§ **Prompt**: Images within the entries are to be omitted; the remainder must be reproduced exactly.
** Opening Information block **
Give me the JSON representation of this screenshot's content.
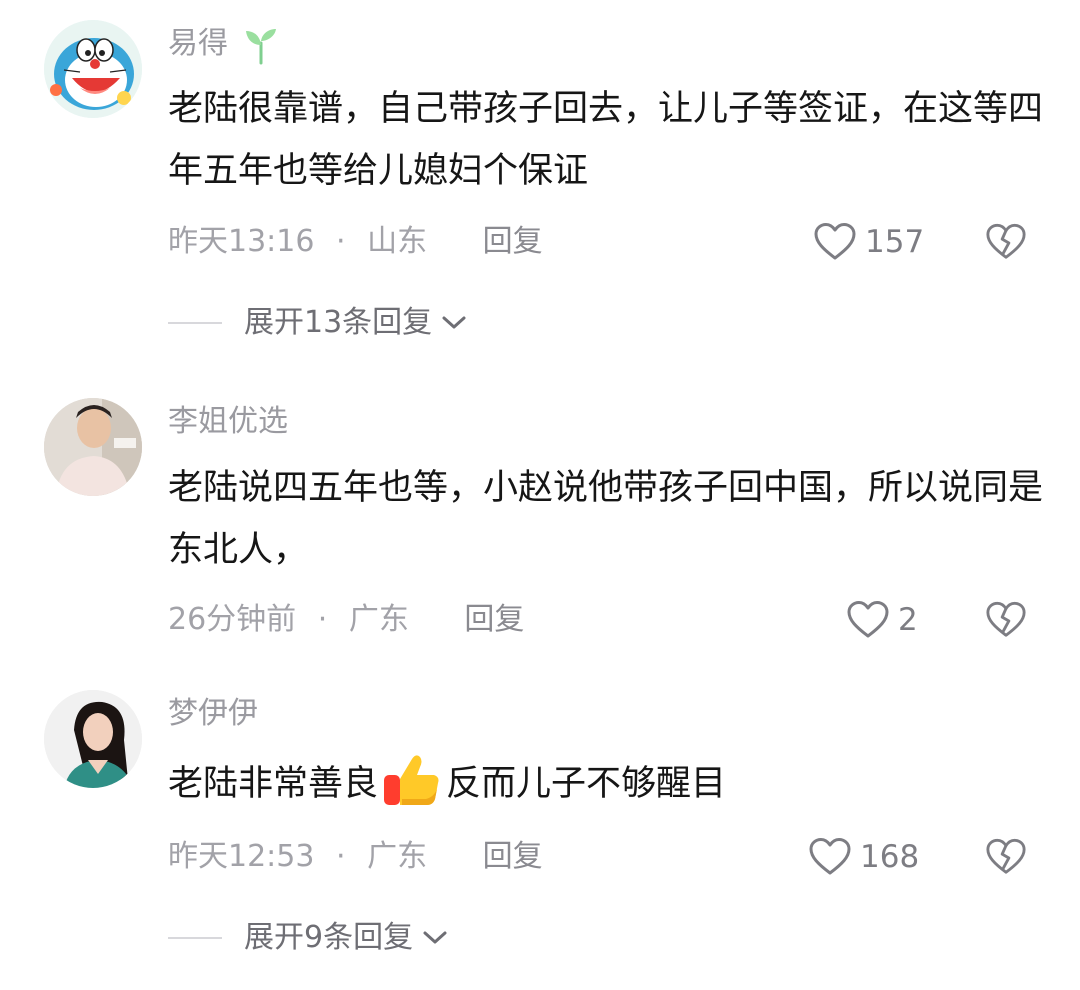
{
  "comments": [
    {
      "username": "易得",
      "content": "老陆很靠谱，自己带孩子回去，让儿子等签证，在这等四年五年也等给儿媳妇个保证",
      "time": "昨天13:16",
      "location": "山东",
      "reply_label": "回复",
      "likes": "157",
      "expand_label": "展开13条回复"
    },
    {
      "username": "李姐优选",
      "content": "老陆说四五年也等，小赵说他带孩子回中国，所以说同是东北人，",
      "time": "26分钟前",
      "location": "广东",
      "reply_label": "回复",
      "likes": "2"
    },
    {
      "username": "梦伊伊",
      "content_before": "老陆非常善良",
      "content_after": "反而儿子不够醒目",
      "time": "昨天12:53",
      "location": "广东",
      "reply_label": "回复",
      "likes": "168",
      "expand_label": "展开9条回复"
    }
  ],
  "separator": "·",
  "icons": {
    "like": "heart-outline-icon",
    "dislike": "broken-heart-icon",
    "expand": "chevron-down-icon",
    "badge": "sprout-icon",
    "emoji": "thumbs-up-emoji"
  },
  "colors": {
    "text": "#161616",
    "meta": "#a2a2a8",
    "icon": "#7d7d83"
  }
}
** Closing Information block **
§ **Output of the task**:
Give me the JSON representation of this screenshot's content.
{
  "comments": [
    {
      "username": "易得",
      "content": "老陆很靠谱，自己带孩子回去，让儿子等签证，在这等四年五年也等给儿媳妇个保证",
      "time": "昨天13:16",
      "location": "山东",
      "reply_label": "回复",
      "likes": "157",
      "expand_label": "展开13条回复"
    },
    {
      "username": "李姐优选",
      "content": "老陆说四五年也等，小赵说他带孩子回中国，所以说同是东北人，",
      "time": "26分钟前",
      "location": "广东",
      "reply_label": "回复",
      "likes": "2"
    },
    {
      "username": "梦伊伊",
      "content_before": "老陆非常善良",
      "content_after": "反而儿子不够醒目",
      "time": "昨天12:53",
      "location": "广东",
      "reply_label": "回复",
      "likes": "168",
      "expand_label": "展开9条回复"
    }
  ],
  "separator": "·",
  "icons": {
    "like": "heart-outline-icon",
    "dislike": "broken-heart-icon",
    "expand": "chevron-down-icon",
    "badge": "sprout-icon",
    "emoji": "thumbs-up-emoji"
  },
  "colors": {
    "text": "#161616",
    "meta": "#a2a2a8",
    "icon": "#7d7d83"
  }
}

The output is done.